Overall, Ohio has lost about 200,000 jobs since Bush took office, so the state has to lose about 25,000 non-manufacturing jobs as well.
But surely this is due to people leaving the state? Perhaps some other decline in Ohio’s working age population? No.
I’ll repeat this yet again: it’s not fair or accurate to lay responsibility for the onset of job losses in Ohio on President Bush. But much of the blame for failing to staunch the bleeding does in fact lie with the president. And the blame for actively exacerbating the bleeding with a steel-tariff shiv lies completely with the president.
Remember, as the Ohio GOP points out, “No Republican has ever been elected president without carrying Ohio.” If you know anyone in Ohio, you might ask them to seriously consider whether they want four more years like last the four, and strongly encourage them to vote accordingly.
UPDATE: Even as the Washington Post reports that
A poll by Ohio University’s Scripps Survey Research Center, completed Thursday night, found Kerry leading 49 percent to 43 percent among registered voters, with a margin of error of five percentage points,
the NYT reports that
Republican Party officials in Ohio took formal steps yesterday to place thousands of recruits inside polling places on Election Day to challenge the qualifications of voters they suspect are not eligible to cast ballots.
…Ohio election officials said they had never seen so large a drive to prepare for Election Day challenges. They said they were scrambling yesterday to be ready for disruptions in the voting process as well as alarm and complaints among voters. … they worried that the challenges could discourage or even frighten others waiting to vote.

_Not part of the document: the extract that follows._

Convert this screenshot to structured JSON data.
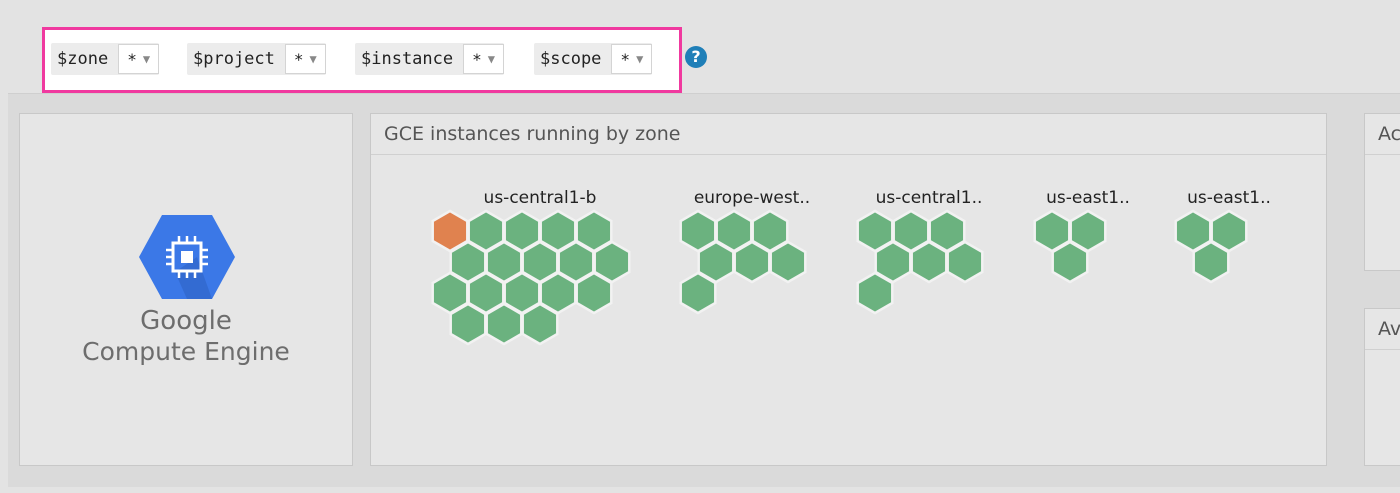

In other words, even if it looks like Kerry’s got Ohio in the bag, it will still probably be down to the wire. Vote.